3. Don’t neglect these key strength exercises
Beyond core strength, which will help with your balance and posture, ensuring you are running injury-free, these key exercises you can do at home will help strengthen your lower body. Having a strong lower body will make you a stronger and faster runner, as well as help you to avoid injury.
Do these exercises once or twice a week, either at the same time as your core exercises, or a separate session. Start with 2 sets of 10 reps, then progress to 12 and 16 reps. Afterwards, you can try 3×10 and so on.

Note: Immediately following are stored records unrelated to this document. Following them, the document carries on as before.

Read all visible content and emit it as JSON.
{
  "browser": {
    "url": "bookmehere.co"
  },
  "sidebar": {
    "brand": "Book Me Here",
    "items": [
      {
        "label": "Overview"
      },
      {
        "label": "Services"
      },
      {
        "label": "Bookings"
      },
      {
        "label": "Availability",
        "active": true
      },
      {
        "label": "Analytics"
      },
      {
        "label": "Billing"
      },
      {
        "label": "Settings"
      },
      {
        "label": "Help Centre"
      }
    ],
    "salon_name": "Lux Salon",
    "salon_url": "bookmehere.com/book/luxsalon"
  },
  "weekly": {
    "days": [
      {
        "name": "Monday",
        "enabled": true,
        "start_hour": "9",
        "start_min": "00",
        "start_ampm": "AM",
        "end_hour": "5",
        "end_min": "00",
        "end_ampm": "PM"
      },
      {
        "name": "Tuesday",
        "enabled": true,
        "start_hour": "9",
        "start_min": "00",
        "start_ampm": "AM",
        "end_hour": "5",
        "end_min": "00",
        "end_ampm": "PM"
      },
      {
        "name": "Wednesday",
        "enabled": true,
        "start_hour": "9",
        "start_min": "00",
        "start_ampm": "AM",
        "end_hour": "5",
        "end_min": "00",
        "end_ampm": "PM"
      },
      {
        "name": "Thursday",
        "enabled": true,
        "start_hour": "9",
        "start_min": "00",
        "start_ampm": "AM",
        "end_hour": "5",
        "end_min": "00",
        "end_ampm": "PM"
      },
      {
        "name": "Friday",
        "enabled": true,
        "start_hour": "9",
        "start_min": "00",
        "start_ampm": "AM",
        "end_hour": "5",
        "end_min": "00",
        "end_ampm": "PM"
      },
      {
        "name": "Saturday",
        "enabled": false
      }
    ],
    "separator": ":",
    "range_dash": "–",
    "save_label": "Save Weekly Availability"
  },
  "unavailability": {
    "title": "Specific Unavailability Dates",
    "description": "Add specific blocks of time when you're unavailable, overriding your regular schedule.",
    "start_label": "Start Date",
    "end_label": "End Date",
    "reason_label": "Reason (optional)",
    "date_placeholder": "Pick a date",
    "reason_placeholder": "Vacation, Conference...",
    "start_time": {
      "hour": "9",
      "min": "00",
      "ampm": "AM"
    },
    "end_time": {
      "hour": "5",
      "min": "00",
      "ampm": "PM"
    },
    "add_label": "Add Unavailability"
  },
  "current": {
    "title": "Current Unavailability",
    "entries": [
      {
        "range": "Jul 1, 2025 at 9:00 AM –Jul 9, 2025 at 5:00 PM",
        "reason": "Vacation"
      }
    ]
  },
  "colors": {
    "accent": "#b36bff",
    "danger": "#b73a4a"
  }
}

The glutes are the strongest and largest muscles in your body and are absolutely essential for effective running. Having strong glutes can prevent many of the common injuries sustained through running.
Strengthen them by doing glute raises. Later you can progress to holding the bridge position for 10-12 seconds and gradually longer.
Finally, while holding the bridge position, lift one foot off the ground keeping your legs in the same position, and straighten that top leg. Keep this for 3 seconds then return to the bridge. Alternate for 10 reps, and increase gradually.
You can also loop a mini resistance band around your legs while doing glute bridges to get a more intense glute and hip workout.
Do body weight squats, concentrating on your form. Squats are a great workout for the whole leg, increasing your quad strength which will take pressure off your knees and ensure you’re running healthy.
Do these without weight as well, one set forward and one set stepping backward.
4. Get the right kit
It goes without saying that, if you’re new to running, you’ll need to make sure you wear the right shoes. But more seasoned runners also forget this important piece of advice. One easy way to ensure you have the right shoes for you is to get fitted by a specialist in a running shop. Most shops now offer a free gait analysis which is very useful.
Once you find the right shoes for you, ensure you’re not overusing them. Rather than look for a specific number of miles run, our advice is to check the wear and tear on them to see when they need replacing. The lugs on the soles are a good indication. Also, check the cushioning especially at your heels – it’s a good indication of how worn the shoes are.
5. Listen to your body
The final piece of advice is simple: listen to the signals your body is sending you. Rest when you need to, and adjust your training accordingly. If you need to skip a session, you may find that does wonders for your motivation and strength the following day.
Don’t train when you’re feeling a little under the weather. Be patient and consistent with your training, and you’ll be running longer, stronger and injury-free.
Be sure to check out our workouts page for ideas on how to use resistance band for strength training.